If ‘New Media’ Isn’t New Anymore… What’s Next?

The term “new media” refers to any media that’s digital, such as a TV show, a blog, or an online newspaper.  

However, "even though it's in the title of my professorship, the phrase is old and isn't that commonly used anymore," says Jay Bolter, professor and Wesley Chair of New Media at Georgia Tech's School of Literature, Media, and Communication. "The reason for that is because it has a shelf life. That is to say, what's new media today isn't new media tomorrow, or at least won't be in five years or ten years, given the pace of change in digital technology." 

So, if it isn't called new media anymore, what are Georgia Tech students learning? 

The Metaverse

“One of the candidates for a new encompassing term is 'the metaverse,'" Bolter says. "The metaverse refers to a combination of the latest trends in media forms and digital technologies, such as virtual and augmented reality, artificial intelligence, and Web 3.0 and blockchain (of which cryptocurrency is an example).”

As the cost of virtual reality headsets decreases, it’s becoming a medium rather than just a technology, Bolter explains. "For something to become a medium in our media culture, it has to not only have a technological foundation, but it also has to have a widespread enough audience to attract a community of makers. Then it can become a form of communication and expression in our society." 

CM at Georgia Tech

In Georgia Tech's Computational Media degree program, directed by Bolter and jointly offered by the School of Literature, Media, and Communication, the School of Music, and the College of Computing, students use various digital media technologies to tell stories in innovative and interactive ways. 

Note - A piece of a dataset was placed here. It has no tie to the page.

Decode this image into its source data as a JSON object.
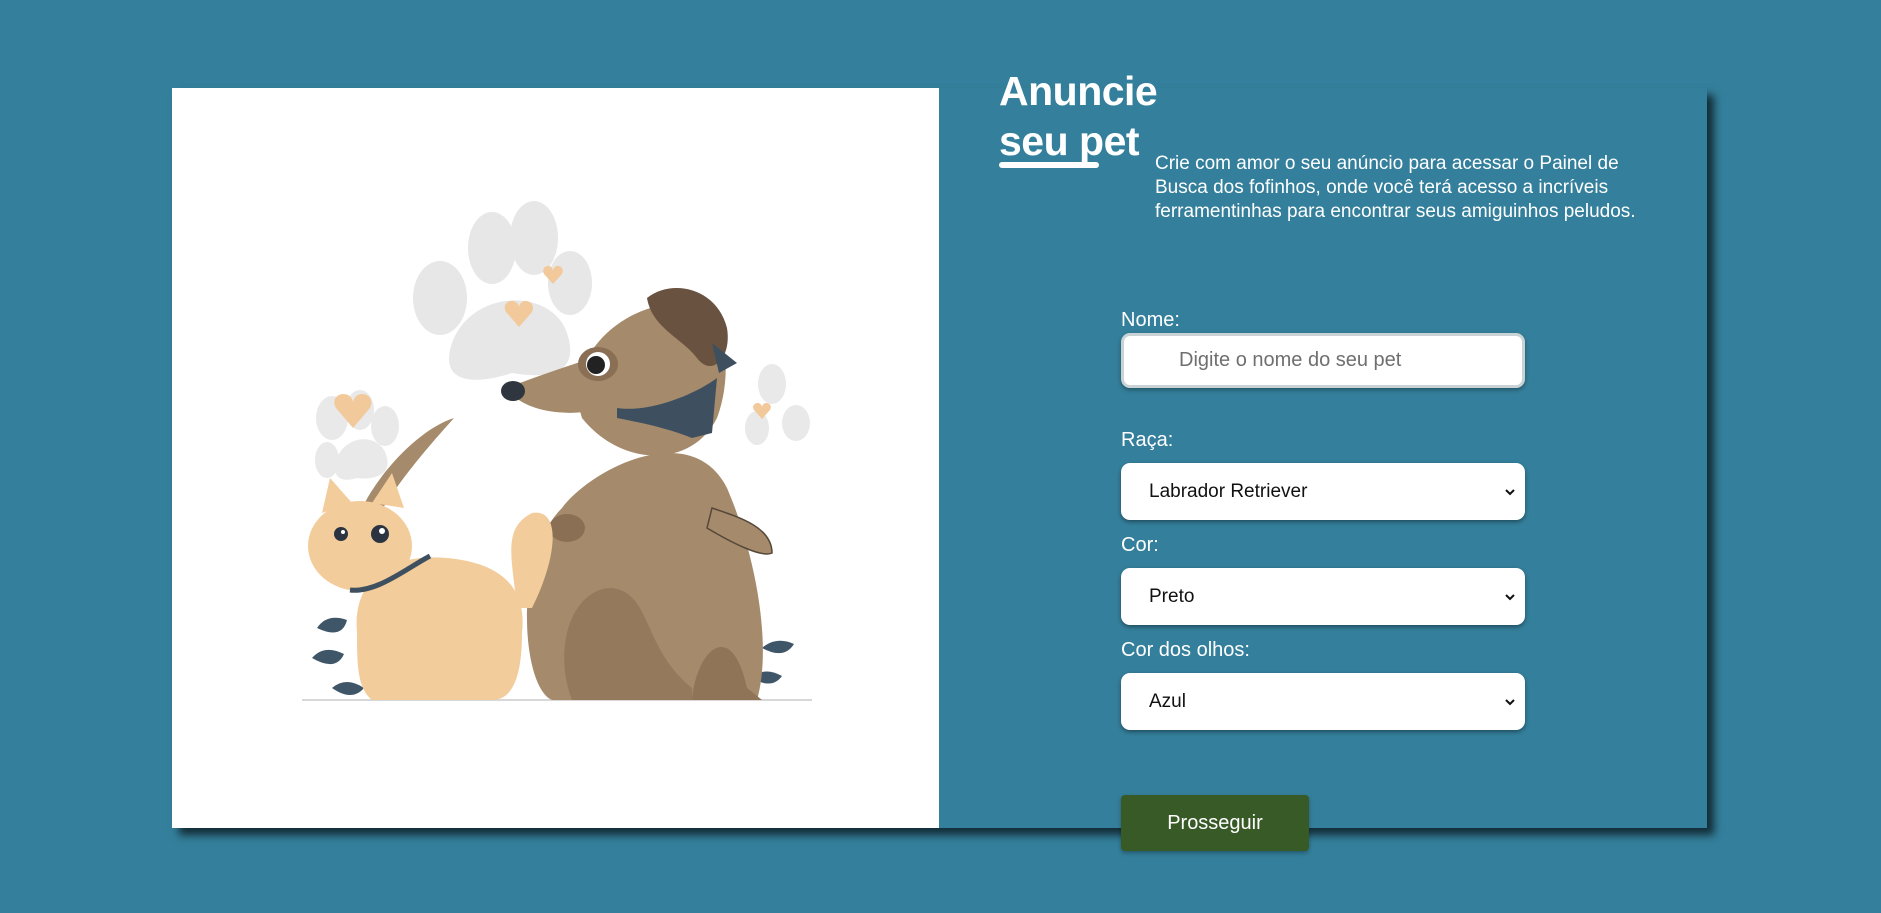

"When you combine artificial intelligence with virtual reality and augmented reality, you have the possibility for new forms that are adaptive, intelligent, and responsive to users in new ways," Bolter explains. 

For example, Professor Brain Magerko's Expressive Machinery Lab works on projects with dancing robots and using music to teach coding. Distinguished Professor Janet Murray leads the Pickrick Restaurant Augmented Reality Project, which she describes as "an exercise in using AR storytelling to make the invisible visible." Through Murray's iPad app, people can watch the historical events that happened on what is now an otherwise unassuming Georgia Tech campus lawn.   

Today's Technology  — And Tomorrow's

"One of the things that we emphasize the most in the program is that teaching you today's technologies — that's not enough," Bolter says. "You have to be prepared to change with the times and become capable in new technologies as applications and tools develop." 

"There's a tendency in the technology industries to think very straightforwardly, like, what's the next greatest leap forward, and what are all the great things it will bring? But it's important to have a sense of the limitations, issues, and challenges that arise," he explains. 

"The way the computational media degree combines critical thinking and design with technological competence equips our students in a unique way to fulfill that role, and I think — at least I hope — that that's the kind of skill set that will be more sought-after in the industry in the years to come."